-- In China's small-cap space, the short-attack phenomenon is relatively new, so it is hard to know what the long-term effects will be on individually attacked stocks or on the space as a whole.
is the latest company to be on the receiving end of a series of short-seller attacks. The stock continues to trade with significant volatility on high volume, meaning that there is still a sizable amount of disagreement between the longs and the shorts.
I have recently heard of investors "betting the farm" (sometimes on margin) on CCME because they "know" it is legitimate and should seemingly go straight back to $20 or more once it is legitimized. I also have heard from investors who have been aggressively writing puts on the stock because they are confident it will go up, and the option premium they receive looks relatively high.
I don't have a position in CCME, but I do have several observations, which are largely based on the post short attack performance of other China small-caps, including
(ONP - Get Report)
Orient Paper was the subject of several short attacks beginning in June 2010. The company's share price fell by 50% in two days to around $4 for a 75% decline from ONP's 2010 high.
Of all the short attacks so far, I believe ONP's response was the most thorough and aggressive. The company responded with a point-by-point rebuttal of the short seller's key points, conducted an independent investigation headed by Deloitte, and just this week completed the appraisals of its equipment, which were a key point of the short reports.
In addition, numerous investors in ONP, including
reporter Eric Jackson, Wall Street Media and myself, visited the company's facilities and provided photos of new and existing equipment, employees, trucks and lots of paper being produced.

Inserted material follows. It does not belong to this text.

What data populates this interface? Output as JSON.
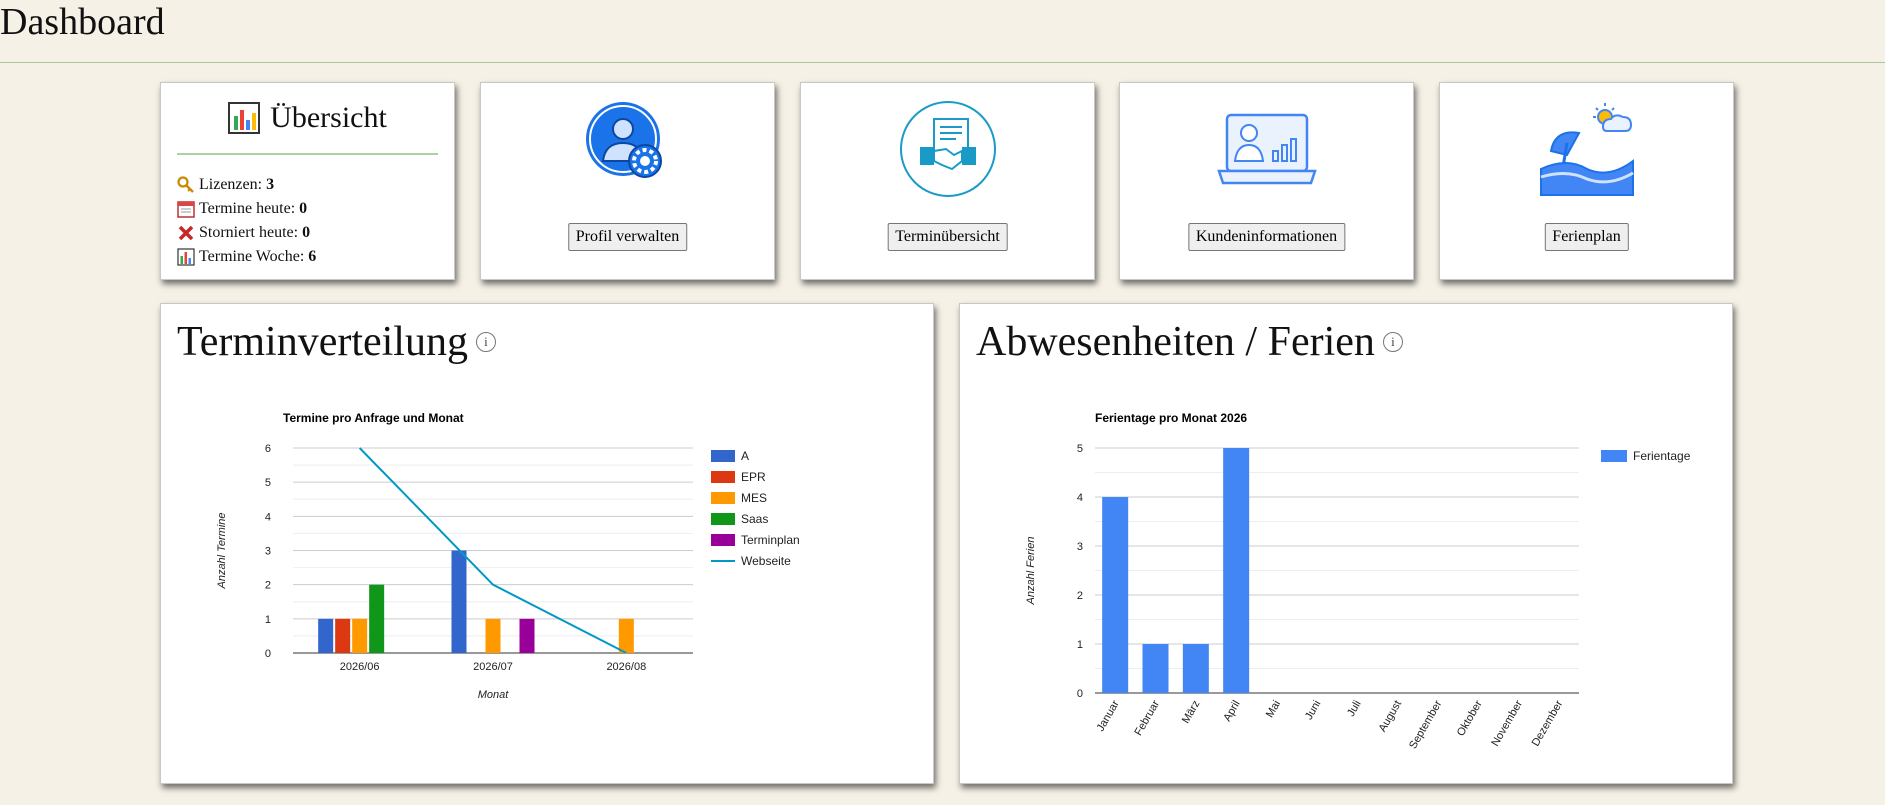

All of this was in direct contrast to the claims by shorts that ONP was effectively an empty shell that had absconded with the proceeds of a recent financing. The problem is that nobody cares. The share price currently sits at around $5, around 40% below pre-attack levels, and is also below the $5.50 level, where it sat before the investigation results were released.